*Problem to work on:* Identify and pull out each line of the entries in which "configuration" occurs.

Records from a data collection
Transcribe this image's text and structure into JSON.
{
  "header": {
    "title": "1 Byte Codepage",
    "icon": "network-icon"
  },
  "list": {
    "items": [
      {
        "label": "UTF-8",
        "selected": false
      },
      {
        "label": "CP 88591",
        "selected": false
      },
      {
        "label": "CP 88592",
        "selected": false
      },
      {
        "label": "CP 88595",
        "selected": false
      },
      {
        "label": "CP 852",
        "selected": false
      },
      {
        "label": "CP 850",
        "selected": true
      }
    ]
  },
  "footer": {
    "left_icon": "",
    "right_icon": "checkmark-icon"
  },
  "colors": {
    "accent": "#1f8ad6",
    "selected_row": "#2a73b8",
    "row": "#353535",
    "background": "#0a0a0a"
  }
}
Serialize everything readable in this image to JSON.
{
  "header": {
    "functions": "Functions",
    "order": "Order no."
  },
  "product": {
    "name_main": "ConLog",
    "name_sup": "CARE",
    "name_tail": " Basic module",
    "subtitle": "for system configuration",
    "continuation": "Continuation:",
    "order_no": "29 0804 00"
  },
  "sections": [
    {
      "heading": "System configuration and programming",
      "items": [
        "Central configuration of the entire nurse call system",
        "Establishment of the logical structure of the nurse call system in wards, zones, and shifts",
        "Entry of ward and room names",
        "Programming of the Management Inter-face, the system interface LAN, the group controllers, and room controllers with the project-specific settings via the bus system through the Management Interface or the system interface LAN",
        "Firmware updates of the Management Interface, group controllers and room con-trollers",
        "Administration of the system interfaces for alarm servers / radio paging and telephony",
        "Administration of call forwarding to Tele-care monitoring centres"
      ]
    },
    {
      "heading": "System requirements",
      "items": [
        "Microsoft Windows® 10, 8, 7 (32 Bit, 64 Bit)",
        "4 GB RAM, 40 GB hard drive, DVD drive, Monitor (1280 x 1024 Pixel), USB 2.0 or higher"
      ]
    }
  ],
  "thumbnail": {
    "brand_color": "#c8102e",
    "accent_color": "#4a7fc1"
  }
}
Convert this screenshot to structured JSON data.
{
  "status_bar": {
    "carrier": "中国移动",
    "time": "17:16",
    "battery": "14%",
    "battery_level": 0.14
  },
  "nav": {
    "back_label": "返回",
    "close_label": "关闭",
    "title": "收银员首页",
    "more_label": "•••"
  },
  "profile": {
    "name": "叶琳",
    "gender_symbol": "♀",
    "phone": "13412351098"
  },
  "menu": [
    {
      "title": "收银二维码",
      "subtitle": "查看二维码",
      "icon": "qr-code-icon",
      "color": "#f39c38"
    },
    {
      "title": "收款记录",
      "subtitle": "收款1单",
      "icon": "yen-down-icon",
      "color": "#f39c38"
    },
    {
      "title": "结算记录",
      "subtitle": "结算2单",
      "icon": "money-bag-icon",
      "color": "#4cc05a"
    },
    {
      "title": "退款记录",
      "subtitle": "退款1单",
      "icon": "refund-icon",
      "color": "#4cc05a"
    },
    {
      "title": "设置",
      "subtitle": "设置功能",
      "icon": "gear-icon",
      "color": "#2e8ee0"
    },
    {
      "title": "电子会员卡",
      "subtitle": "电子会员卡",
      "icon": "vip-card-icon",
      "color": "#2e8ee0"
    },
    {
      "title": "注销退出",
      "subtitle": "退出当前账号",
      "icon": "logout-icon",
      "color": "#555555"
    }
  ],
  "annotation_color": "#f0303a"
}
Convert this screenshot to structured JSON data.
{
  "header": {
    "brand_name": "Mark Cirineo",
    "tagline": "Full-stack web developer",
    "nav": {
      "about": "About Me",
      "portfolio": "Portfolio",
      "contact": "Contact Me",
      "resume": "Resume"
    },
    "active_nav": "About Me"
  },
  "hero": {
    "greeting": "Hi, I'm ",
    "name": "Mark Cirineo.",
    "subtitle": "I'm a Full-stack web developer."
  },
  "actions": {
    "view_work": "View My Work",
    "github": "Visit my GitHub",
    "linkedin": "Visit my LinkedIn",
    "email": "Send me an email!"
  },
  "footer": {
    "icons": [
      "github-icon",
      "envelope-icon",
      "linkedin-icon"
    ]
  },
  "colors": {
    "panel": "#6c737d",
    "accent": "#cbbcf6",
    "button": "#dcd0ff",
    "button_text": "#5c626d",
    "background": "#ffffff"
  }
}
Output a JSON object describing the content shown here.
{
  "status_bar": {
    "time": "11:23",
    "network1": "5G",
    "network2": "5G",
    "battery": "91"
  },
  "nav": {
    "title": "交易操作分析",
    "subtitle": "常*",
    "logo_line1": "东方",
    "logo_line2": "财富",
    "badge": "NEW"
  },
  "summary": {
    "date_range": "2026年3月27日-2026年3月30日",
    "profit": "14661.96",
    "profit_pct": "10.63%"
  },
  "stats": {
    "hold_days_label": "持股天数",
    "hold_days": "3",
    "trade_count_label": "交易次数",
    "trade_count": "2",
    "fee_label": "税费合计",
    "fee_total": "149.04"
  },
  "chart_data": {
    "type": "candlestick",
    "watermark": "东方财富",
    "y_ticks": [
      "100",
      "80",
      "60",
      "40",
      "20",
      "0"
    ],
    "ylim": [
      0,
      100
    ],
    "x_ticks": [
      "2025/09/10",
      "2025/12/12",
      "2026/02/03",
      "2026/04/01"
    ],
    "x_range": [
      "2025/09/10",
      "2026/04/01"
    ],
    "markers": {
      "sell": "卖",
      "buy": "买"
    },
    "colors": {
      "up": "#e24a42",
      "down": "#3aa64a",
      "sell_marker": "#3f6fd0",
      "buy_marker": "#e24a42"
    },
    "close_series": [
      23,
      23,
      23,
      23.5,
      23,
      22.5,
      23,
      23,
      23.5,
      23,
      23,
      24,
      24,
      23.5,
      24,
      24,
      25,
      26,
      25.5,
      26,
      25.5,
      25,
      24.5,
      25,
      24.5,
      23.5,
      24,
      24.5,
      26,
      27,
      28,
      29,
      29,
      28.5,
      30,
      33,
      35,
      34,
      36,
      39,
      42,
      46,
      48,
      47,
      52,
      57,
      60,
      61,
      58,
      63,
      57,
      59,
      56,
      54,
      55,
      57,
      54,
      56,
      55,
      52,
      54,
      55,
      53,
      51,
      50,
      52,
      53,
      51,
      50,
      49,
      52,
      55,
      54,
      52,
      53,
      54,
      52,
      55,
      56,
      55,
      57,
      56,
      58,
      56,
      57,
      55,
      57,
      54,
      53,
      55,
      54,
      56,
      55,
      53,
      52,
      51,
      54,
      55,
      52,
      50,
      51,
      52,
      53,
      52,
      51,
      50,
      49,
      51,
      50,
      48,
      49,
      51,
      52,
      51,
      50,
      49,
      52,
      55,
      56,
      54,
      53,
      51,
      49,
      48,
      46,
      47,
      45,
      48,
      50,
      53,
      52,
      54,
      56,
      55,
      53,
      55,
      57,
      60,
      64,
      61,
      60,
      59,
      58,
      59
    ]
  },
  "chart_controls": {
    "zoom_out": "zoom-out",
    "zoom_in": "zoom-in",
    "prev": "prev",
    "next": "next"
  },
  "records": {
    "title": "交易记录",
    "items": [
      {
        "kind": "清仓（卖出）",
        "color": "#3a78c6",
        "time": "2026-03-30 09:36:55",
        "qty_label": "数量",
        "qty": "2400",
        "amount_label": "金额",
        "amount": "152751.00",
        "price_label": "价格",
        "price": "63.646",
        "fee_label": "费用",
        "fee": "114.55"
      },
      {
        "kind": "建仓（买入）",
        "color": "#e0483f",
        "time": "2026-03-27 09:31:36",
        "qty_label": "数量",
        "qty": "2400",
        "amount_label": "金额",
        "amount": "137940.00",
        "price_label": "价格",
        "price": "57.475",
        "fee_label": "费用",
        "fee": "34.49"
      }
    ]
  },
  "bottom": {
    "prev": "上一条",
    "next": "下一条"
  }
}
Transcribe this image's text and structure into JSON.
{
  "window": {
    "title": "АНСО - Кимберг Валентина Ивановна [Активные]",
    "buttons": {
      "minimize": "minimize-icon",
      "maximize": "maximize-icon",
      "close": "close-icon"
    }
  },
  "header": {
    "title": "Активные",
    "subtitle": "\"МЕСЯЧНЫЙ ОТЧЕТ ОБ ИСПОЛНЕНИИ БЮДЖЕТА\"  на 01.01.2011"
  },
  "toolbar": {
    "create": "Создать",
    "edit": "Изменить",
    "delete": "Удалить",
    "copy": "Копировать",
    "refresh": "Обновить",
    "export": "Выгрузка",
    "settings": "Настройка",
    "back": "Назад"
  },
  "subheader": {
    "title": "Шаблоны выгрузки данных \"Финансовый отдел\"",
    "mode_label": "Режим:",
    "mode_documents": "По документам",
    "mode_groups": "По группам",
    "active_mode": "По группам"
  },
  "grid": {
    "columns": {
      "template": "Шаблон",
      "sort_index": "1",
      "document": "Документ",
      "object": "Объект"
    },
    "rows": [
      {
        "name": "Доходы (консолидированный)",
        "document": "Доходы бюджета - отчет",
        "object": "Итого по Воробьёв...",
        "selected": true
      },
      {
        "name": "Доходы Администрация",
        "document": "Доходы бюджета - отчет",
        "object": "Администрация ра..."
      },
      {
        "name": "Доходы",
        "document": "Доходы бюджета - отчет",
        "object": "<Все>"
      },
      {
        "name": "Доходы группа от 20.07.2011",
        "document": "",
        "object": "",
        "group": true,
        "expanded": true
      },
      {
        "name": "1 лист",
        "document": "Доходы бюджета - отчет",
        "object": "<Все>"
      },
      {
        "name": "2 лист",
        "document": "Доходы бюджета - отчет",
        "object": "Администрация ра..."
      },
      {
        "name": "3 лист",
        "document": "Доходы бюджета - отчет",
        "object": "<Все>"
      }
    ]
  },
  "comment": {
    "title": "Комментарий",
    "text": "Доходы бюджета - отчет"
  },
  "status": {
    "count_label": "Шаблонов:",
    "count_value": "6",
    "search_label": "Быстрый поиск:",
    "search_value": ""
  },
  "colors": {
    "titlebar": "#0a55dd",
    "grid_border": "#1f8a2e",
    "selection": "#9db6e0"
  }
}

*Result for this task:*
    "subtitle": "for system configuration",
      "heading": "System configuration and programming",
        "Central configuration of the entire nurse call system",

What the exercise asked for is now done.